■ **What you are asked to do**
Given the entries below, copy each of them out exactly.

■ **Study material**
· · ·

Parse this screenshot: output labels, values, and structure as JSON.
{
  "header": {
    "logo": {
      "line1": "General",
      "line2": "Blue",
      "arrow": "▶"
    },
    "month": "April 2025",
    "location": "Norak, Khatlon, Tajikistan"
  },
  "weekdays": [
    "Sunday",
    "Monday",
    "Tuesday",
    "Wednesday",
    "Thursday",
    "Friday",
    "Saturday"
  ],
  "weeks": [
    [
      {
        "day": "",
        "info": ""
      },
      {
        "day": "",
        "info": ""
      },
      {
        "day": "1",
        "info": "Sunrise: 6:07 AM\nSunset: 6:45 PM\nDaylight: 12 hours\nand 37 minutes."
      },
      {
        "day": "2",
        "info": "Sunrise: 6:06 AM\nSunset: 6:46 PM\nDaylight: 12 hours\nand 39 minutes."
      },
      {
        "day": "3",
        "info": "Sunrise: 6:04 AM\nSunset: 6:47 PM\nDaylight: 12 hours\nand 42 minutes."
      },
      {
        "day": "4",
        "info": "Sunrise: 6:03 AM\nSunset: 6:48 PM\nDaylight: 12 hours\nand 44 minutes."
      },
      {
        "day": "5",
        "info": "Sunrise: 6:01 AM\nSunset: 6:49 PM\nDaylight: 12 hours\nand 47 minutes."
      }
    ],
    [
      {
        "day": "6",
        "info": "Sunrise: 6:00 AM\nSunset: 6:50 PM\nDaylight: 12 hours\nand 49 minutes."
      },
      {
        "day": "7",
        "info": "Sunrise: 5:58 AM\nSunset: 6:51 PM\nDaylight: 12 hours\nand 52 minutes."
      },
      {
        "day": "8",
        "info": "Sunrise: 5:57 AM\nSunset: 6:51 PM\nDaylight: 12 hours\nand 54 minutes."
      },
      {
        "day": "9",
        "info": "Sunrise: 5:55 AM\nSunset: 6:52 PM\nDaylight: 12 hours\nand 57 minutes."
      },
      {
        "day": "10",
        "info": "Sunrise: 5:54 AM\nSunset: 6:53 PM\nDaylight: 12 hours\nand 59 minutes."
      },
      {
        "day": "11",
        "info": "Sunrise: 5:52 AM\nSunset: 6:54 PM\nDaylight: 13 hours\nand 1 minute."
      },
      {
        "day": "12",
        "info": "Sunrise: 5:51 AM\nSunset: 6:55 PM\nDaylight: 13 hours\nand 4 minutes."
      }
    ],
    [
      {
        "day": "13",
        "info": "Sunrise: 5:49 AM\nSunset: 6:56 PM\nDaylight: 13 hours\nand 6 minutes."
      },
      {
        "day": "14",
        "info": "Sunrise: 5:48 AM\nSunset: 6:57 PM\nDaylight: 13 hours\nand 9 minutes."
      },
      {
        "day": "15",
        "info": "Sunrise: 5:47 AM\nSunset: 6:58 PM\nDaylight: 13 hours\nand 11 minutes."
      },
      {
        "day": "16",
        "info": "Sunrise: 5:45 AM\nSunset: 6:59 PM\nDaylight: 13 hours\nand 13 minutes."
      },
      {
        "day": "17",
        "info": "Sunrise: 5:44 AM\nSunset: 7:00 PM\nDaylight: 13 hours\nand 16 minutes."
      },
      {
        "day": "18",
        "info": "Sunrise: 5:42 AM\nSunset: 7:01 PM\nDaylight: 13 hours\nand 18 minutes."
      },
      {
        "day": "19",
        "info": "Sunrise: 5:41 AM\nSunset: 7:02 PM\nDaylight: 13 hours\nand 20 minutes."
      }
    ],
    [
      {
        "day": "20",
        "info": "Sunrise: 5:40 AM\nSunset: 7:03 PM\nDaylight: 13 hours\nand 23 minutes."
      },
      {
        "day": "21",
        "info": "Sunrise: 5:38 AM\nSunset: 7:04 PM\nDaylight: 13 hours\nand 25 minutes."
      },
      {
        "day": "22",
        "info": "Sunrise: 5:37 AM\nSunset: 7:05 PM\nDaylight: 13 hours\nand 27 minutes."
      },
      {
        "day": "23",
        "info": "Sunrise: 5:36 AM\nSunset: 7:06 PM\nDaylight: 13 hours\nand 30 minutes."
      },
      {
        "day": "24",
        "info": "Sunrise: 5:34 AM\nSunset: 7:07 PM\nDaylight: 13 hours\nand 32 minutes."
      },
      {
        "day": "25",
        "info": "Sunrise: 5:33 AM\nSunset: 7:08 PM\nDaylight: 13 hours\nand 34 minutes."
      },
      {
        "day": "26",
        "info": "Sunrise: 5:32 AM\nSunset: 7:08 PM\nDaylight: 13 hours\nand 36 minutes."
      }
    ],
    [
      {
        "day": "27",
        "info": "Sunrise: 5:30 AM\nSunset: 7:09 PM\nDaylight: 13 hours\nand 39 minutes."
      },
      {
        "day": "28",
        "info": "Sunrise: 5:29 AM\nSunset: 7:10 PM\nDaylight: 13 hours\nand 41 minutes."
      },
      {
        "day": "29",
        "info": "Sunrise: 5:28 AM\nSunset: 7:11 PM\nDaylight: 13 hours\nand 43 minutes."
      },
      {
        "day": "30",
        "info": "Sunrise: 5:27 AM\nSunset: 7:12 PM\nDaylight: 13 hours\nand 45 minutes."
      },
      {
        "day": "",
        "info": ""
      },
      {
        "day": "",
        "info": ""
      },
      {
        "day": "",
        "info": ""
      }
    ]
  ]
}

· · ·

■ **Task output**
Parse this screenshot: output labels, values, and structure as JSON.
{
  "header": {
    "logo": {
      "line1": "General",
      "line2": "Blue",
      "arrow": "▶"
    },
    "month": "April 2025",
    "location": "Norak, Khatlon, Tajikistan"
  },
  "weekdays": [
    "Sunday",
    "Monday",
    "Tuesday",
    "Wednesday",
    "Thursday",
    "Friday",
    "Saturday"
  ],
  "weeks": [
    [
      {
        "day": "",
        "info": ""
      },
      {
        "day": "",
        "info": ""
      },
      {
        "day": "1",
        "info": "Sunrise: 6:07 AM\nSunset: 6:45 PM\nDaylight: 12 hours\nand 37 minutes."
      },
      {
        "day": "2",
        "info": "Sunrise: 6:06 AM\nSunset: 6:46 PM\nDaylight: 12 hours\nand 39 minutes."
      },
      {
        "day": "3",
        "info": "Sunrise: 6:04 AM\nSunset: 6:47 PM\nDaylight: 12 hours\nand 42 minutes."
      },
      {
        "day": "4",
        "info": "Sunrise: 6:03 AM\nSunset: 6:48 PM\nDaylight: 12 hours\nand 44 minutes."
      },
      {
        "day": "5",
        "info": "Sunrise: 6:01 AM\nSunset: 6:49 PM\nDaylight: 12 hours\nand 47 minutes."
      }
    ],
    [
      {
        "day": "6",
        "info": "Sunrise: 6:00 AM\nSunset: 6:50 PM\nDaylight: 12 hours\nand 49 minutes."
      },
      {
        "day": "7",
        "info": "Sunrise: 5:58 AM\nSunset: 6:51 PM\nDaylight: 12 hours\nand 52 minutes."
      },
      {
        "day": "8",
        "info": "Sunrise: 5:57 AM\nSunset: 6:51 PM\nDaylight: 12 hours\nand 54 minutes."
      },
      {
        "day": "9",
        "info": "Sunrise: 5:55 AM\nSunset: 6:52 PM\nDaylight: 12 hours\nand 57 minutes."
      },
      {
        "day": "10",
        "info": "Sunrise: 5:54 AM\nSunset: 6:53 PM\nDaylight: 12 hours\nand 59 minutes."
      },
      {
        "day": "11",
        "info": "Sunrise: 5:52 AM\nSunset: 6:54 PM\nDaylight: 13 hours\nand 1 minute."
      },
      {
        "day": "12",
        "info": "Sunrise: 5:51 AM\nSunset: 6:55 PM\nDaylight: 13 hours\nand 4 minutes."
      }
    ],
    [
      {
        "day": "13",
        "info": "Sunrise: 5:49 AM\nSunset: 6:56 PM\nDaylight: 13 hours\nand 6 minutes."
      },
      {
        "day": "14",
        "info": "Sunrise: 5:48 AM\nSunset: 6:57 PM\nDaylight: 13 hours\nand 9 minutes."
      },
      {
        "day": "15",
        "info": "Sunrise: 5:47 AM\nSunset: 6:58 PM\nDaylight: 13 hours\nand 11 minutes."
      },
      {
        "day": "16",
        "info": "Sunrise: 5:45 AM\nSunset: 6:59 PM\nDaylight: 13 hours\nand 13 minutes."
      },
      {
        "day": "17",
        "info": "Sunrise: 5:44 AM\nSunset: 7:00 PM\nDaylight: 13 hours\nand 16 minutes."
      },
      {
        "day": "18",
        "info": "Sunrise: 5:42 AM\nSunset: 7:01 PM\nDaylight: 13 hours\nand 18 minutes."
      },
      {
        "day": "19",
        "info": "Sunrise: 5:41 AM\nSunset: 7:02 PM\nDaylight: 13 hours\nand 20 minutes."
      }
    ],
    [
      {
        "day": "20",
        "info": "Sunrise: 5:40 AM\nSunset: 7:03 PM\nDaylight: 13 hours\nand 23 minutes."
      },
      {
        "day": "21",
        "info": "Sunrise: 5:38 AM\nSunset: 7:04 PM\nDaylight: 13 hours\nand 25 minutes."
      },
      {
        "day": "22",
        "info": "Sunrise: 5:37 AM\nSunset: 7:05 PM\nDaylight: 13 hours\nand 27 minutes."
      },
      {
        "day": "23",
        "info": "Sunrise: 5:36 AM\nSunset: 7:06 PM\nDaylight: 13 hours\nand 30 minutes."
      },
      {
        "day": "24",
        "info": "Sunrise: 5:34 AM\nSunset: 7:07 PM\nDaylight: 13 hours\nand 32 minutes."
      },
      {
        "day": "25",
        "info": "Sunrise: 5:33 AM\nSunset: 7:08 PM\nDaylight: 13 hours\nand 34 minutes."
      },
      {
        "day": "26",
        "info": "Sunrise: 5:32 AM\nSunset: 7:08 PM\nDaylight: 13 hours\nand 36 minutes."
      }
    ],
    [
      {
        "day": "27",
        "info": "Sunrise: 5:30 AM\nSunset: 7:09 PM\nDaylight: 13 hours\nand 39 minutes."
      },
      {
        "day": "28",
        "info": "Sunrise: 5:29 AM\nSunset: 7:10 PM\nDaylight: 13 hours\nand 41 minutes."
      },
      {
        "day": "29",
        "info": "Sunrise: 5:28 AM\nSunset: 7:11 PM\nDaylight: 13 hours\nand 43 minutes."
      },
      {
        "day": "30",
        "info": "Sunrise: 5:27 AM\nSunset: 7:12 PM\nDaylight: 13 hours\nand 45 minutes."
      },
      {
        "day": "",
        "info": ""
      },
      {
        "day": "",
        "info": ""
      },
      {
        "day": "",
        "info": ""
      }
    ]
  ]
}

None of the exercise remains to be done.